──────── DATA FOR REVIEW

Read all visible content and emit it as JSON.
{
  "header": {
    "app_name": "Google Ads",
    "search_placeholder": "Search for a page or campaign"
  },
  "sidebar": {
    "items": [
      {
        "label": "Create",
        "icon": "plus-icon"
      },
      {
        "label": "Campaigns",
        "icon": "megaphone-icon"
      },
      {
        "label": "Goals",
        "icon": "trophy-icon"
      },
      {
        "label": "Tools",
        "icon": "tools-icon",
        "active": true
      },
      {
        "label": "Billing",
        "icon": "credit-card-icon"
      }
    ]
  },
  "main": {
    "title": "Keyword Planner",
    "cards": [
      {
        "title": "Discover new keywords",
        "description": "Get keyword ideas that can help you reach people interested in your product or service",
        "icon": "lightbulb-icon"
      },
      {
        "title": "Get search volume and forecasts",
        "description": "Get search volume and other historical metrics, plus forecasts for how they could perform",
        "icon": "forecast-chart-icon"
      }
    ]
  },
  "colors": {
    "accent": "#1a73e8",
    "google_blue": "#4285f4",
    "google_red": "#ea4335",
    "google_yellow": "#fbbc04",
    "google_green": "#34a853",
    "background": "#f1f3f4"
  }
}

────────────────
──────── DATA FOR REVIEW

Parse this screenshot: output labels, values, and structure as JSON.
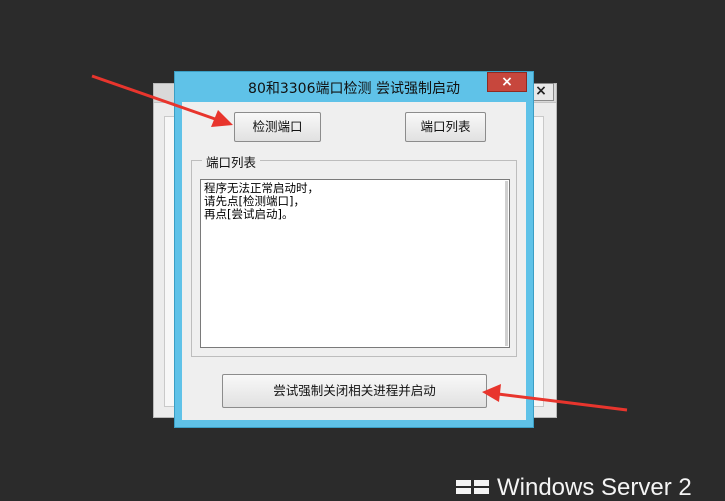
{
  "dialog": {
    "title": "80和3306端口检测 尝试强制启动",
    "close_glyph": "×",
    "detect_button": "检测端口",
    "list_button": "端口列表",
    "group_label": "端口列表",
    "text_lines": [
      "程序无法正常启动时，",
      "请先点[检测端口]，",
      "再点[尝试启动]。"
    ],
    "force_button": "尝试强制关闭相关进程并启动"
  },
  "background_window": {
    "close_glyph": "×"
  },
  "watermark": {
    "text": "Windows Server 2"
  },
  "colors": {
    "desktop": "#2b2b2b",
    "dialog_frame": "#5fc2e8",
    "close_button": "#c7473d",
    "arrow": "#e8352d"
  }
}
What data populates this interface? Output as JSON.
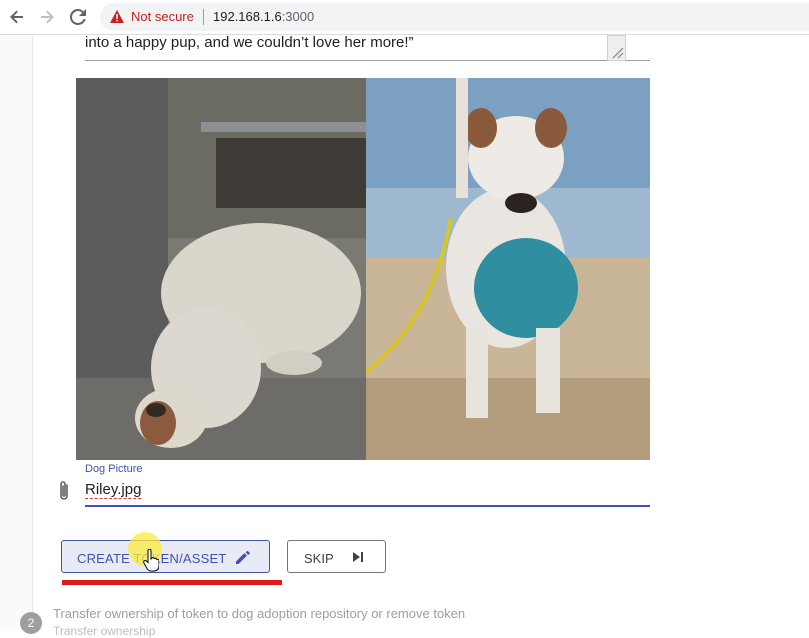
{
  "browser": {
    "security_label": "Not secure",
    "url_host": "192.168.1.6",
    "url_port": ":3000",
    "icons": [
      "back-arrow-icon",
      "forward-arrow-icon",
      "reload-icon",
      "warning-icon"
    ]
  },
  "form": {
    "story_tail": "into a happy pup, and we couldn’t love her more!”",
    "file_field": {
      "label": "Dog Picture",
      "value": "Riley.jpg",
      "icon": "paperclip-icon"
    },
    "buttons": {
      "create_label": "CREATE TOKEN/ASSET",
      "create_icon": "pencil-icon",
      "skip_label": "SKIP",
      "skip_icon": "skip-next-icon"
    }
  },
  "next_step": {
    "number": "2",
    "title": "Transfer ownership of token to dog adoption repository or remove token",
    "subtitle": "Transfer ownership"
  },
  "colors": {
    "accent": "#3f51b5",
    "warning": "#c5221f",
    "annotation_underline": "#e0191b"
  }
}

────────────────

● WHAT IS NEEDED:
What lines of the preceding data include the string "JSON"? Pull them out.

● RESPONSE AREA:
Read all visible content and emit it as JSON.
Parse this screenshot: output labels, values, and structure as JSON.
What data populates this interface? Output as JSON.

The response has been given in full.